Please repeat the records beneath this task exactly as they appear, but skip the images.

-.-.-

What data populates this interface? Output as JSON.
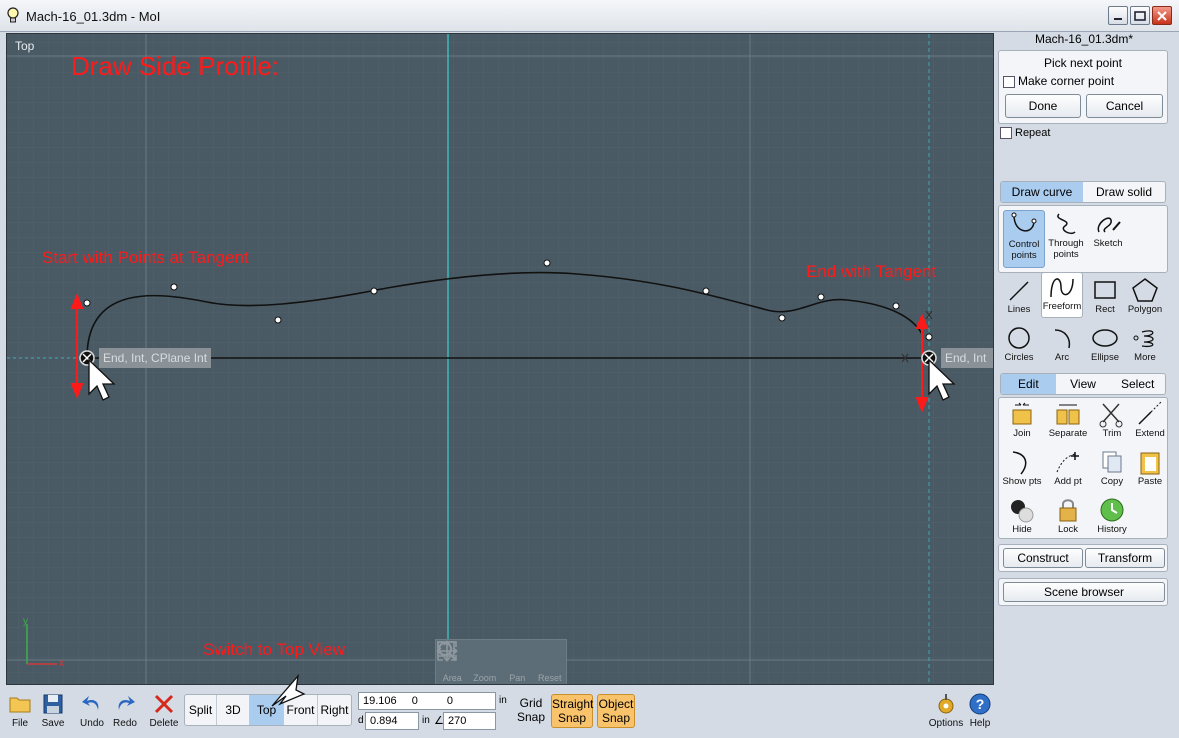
{
  "window": {
    "title": "Mach-16_01.3dm - MoI"
  },
  "viewport": {
    "label": "Top",
    "annotations": {
      "heading": "Draw Side Profile:",
      "start": "Start with Points at Tangent",
      "end": "End with Tangent",
      "switch_view": "Switch to Top View"
    },
    "snap_left": "End, Int, CPlane Int",
    "snap_right": "End, Int",
    "axis_y": "y",
    "axis_x": "x",
    "nav_tools": [
      "Area",
      "Zoom",
      "Pan",
      "Reset"
    ]
  },
  "bottom_toolbar": {
    "file": "File",
    "save": "Save",
    "undo": "Undo",
    "redo": "Redo",
    "delete": "Delete",
    "views": [
      "Split",
      "3D",
      "Top",
      "Front",
      "Right"
    ],
    "active_view": "Top",
    "coord_x": "19.106",
    "coord_y": "0",
    "coord_z": "0",
    "unit": "in",
    "dist_prefix": "d",
    "distance": "0.894",
    "dist_unit": "in",
    "angle_symbol": "∠",
    "angle": "270",
    "grid_snap": "Grid Snap",
    "straight_snap": "Straight Snap",
    "object_snap": "Object Snap",
    "options": "Options",
    "help": "Help"
  },
  "panel": {
    "file_name": "Mach-16_01.3dm*",
    "prompt": "Pick next point",
    "corner_label": "Make corner point",
    "done": "Done",
    "cancel": "Cancel",
    "repeat": "Repeat",
    "draw_tabs": [
      "Draw curve",
      "Draw solid"
    ],
    "curve_tools": [
      "Control points",
      "Through points",
      "Sketch"
    ],
    "shape_tools": [
      "Lines",
      "Freeform",
      "Rect",
      "Polygon",
      "Circles",
      "Arc",
      "Ellipse",
      "More"
    ],
    "edit_tabs": [
      "Edit",
      "View",
      "Select"
    ],
    "edit_tools": [
      "Join",
      "Separate",
      "Trim",
      "Extend",
      "Show pts",
      "Add pt",
      "Copy",
      "Paste",
      "Hide",
      "Lock",
      "History"
    ],
    "construct": "Construct",
    "transform": "Transform",
    "scene_browser": "Scene browser"
  }
}
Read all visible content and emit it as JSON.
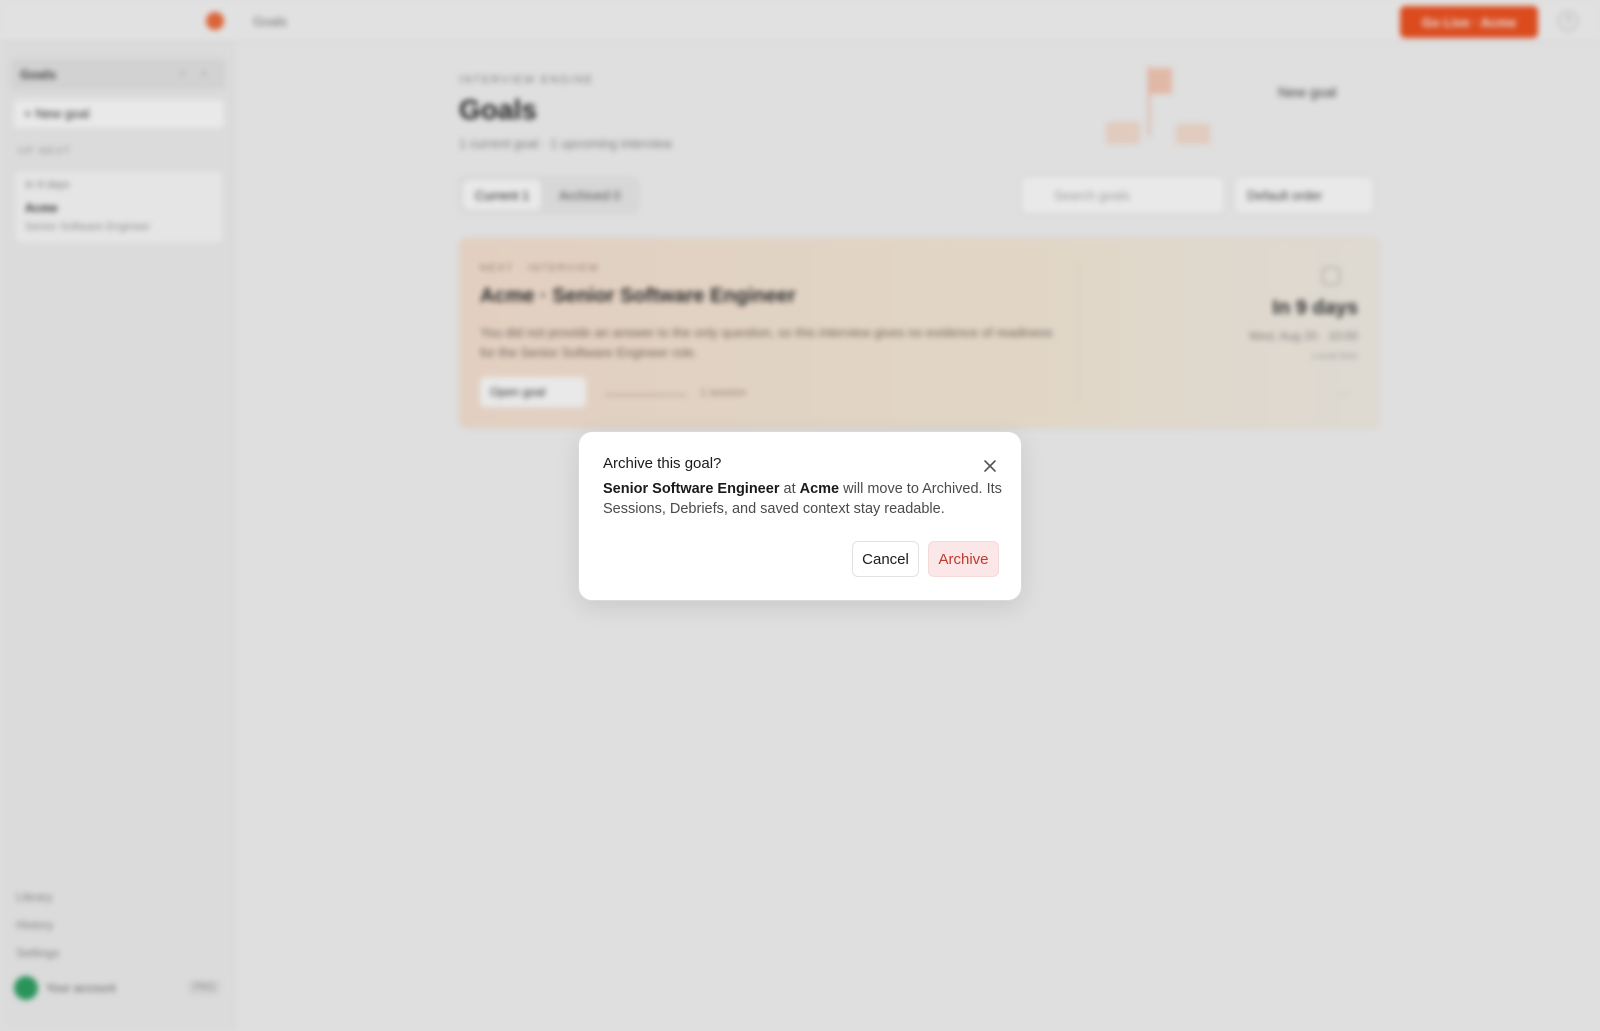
{
  "topbar": {
    "breadcrumb": "Goals",
    "cta_label": "Go Live · Acme",
    "help_icon": "?"
  },
  "sidebar": {
    "header_title": "Goals",
    "new_goal": "+ New goal",
    "section_label": "UP NEXT",
    "card": {
      "days": "In 9 days",
      "company": "Acme",
      "role": "Senior Software Engineer"
    },
    "footer_items": [
      {
        "label": "Library"
      },
      {
        "label": "History"
      },
      {
        "label": "Settings"
      }
    ],
    "account": {
      "name": "Your account",
      "badge": "PRO"
    }
  },
  "main": {
    "eyebrow": "INTERVIEW ENGINE",
    "title": "Goals",
    "subtitle": "1 current goal · 1 upcoming interview",
    "new_goal_link": "New goal",
    "tabs": [
      {
        "label": "Current  1",
        "active": true
      },
      {
        "label": "Archived  0",
        "active": false
      }
    ],
    "search_placeholder": "Search goals",
    "order_label": "Default order",
    "goal_card": {
      "eyebrow": "NEXT · INTERVIEW",
      "title": "Acme · Senior Software Engineer",
      "description": "You did not provide an answer to the only question, so this interview gives no evidence of readiness for the Senior Software Engineer role.",
      "open_label": "Open goal",
      "sessions": "1 session",
      "countdown": "In 9 days",
      "when": "Wed, Aug 20 · 10:00",
      "tz": "Local time"
    }
  },
  "modal": {
    "title": "Archive this goal?",
    "role": "Senior Software Engineer",
    "at": "at",
    "company": "Acme",
    "rest": "will move to Archived. Its Sessions, Debriefs, and saved context stay readable.",
    "cancel_label": "Cancel",
    "archive_label": "Archive"
  },
  "colors": {
    "accent": "#f0501e",
    "danger_text": "#c0392b",
    "danger_bg": "#fbe7e7"
  }
}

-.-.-

Response below:
What data populates this interface? Output as JSON.
{
  "window": {
    "title": "Mach-16_01.3dm - MoI"
  },
  "viewport": {
    "label": "Top",
    "annotations": {
      "heading": "Draw Side Profile:",
      "start": "Start with Points at Tangent",
      "end": "End with Tangent",
      "switch_view": "Switch to Top View"
    },
    "snap_left": "End, Int, CPlane Int",
    "snap_right": "End, Int",
    "axis_y": "y",
    "axis_x": "x",
    "nav_tools": [
      "Area",
      "Zoom",
      "Pan",
      "Reset"
    ]
  },
  "bottom_toolbar": {
    "file": "File",
    "save": "Save",
    "undo": "Undo",
    "redo": "Redo",
    "delete": "Delete",
    "views": [
      "Split",
      "3D",
      "Top",
      "Front",
      "Right"
    ],
    "active_view": "Top",
    "coord_x": "19.106",
    "coord_y": "0",
    "coord_z": "0",
    "unit": "in",
    "dist_prefix": "d",
    "distance": "0.894",
    "dist_unit": "in",
    "angle_symbol": "∠",
    "angle": "270",
    "grid_snap": "Grid Snap",
    "straight_snap": "Straight Snap",
    "object_snap": "Object Snap",
    "options": "Options",
    "help": "Help"
  },
  "panel": {
    "file_name": "Mach-16_01.3dm*",
    "prompt": "Pick next point",
    "corner_label": "Make corner point",
    "done": "Done",
    "cancel": "Cancel",
    "repeat": "Repeat",
    "draw_tabs": [
      "Draw curve",
      "Draw solid"
    ],
    "curve_tools": [
      "Control points",
      "Through points",
      "Sketch"
    ],
    "shape_tools": [
      "Lines",
      "Freeform",
      "Rect",
      "Polygon",
      "Circles",
      "Arc",
      "Ellipse",
      "More"
    ],
    "edit_tabs": [
      "Edit",
      "View",
      "Select"
    ],
    "edit_tools": [
      "Join",
      "Separate",
      "Trim",
      "Extend",
      "Show pts",
      "Add pt",
      "Copy",
      "Paste",
      "Hide",
      "Lock",
      "History"
    ],
    "construct": "Construct",
    "transform": "Transform",
    "scene_browser": "Scene browser"
  }
}
Read all visible content and emit it as JSON.
{
  "topbar": {
    "breadcrumb": "Goals",
    "cta_label": "Go Live · Acme",
    "help_icon": "?"
  },
  "sidebar": {
    "header_title": "Goals",
    "new_goal": "+ New goal",
    "section_label": "UP NEXT",
    "card": {
      "days": "In 9 days",
      "company": "Acme",
      "role": "Senior Software Engineer"
    },
    "footer_items": [
      {
        "label": "Library"
      },
      {
        "label": "History"
      },
      {
        "label": "Settings"
      }
    ],
    "account": {
      "name": "Your account",
      "badge": "PRO"
    }
  },
  "main": {
    "eyebrow": "INTERVIEW ENGINE",
    "title": "Goals",
    "subtitle": "1 current goal · 1 upcoming interview",
    "new_goal_link": "New goal",
    "tabs": [
      {
        "label": "Current  1",
        "active": true
      },
      {
        "label": "Archived  0",
        "active": false
      }
    ],
    "search_placeholder": "Search goals",
    "order_label": "Default order",
    "goal_card": {
      "eyebrow": "NEXT · INTERVIEW",
      "title": "Acme · Senior Software Engineer",
      "description": "You did not provide an answer to the only question, so this interview gives no evidence of readiness for the Senior Software Engineer role.",
      "open_label": "Open goal",
      "sessions": "1 session",
      "countdown": "In 9 days",
      "when": "Wed, Aug 20 · 10:00",
      "tz": "Local time"
    }
  },
  "modal": {
    "title": "Archive this goal?",
    "role": "Senior Software Engineer",
    "at": "at",
    "company": "Acme",
    "rest": "will move to Archived. Its Sessions, Debriefs, and saved context stay readable.",
    "cancel_label": "Cancel",
    "archive_label": "Archive"
  },
  "colors": {
    "accent": "#f0501e",
    "danger_text": "#c0392b",
    "danger_bg": "#fbe7e7"
  }
}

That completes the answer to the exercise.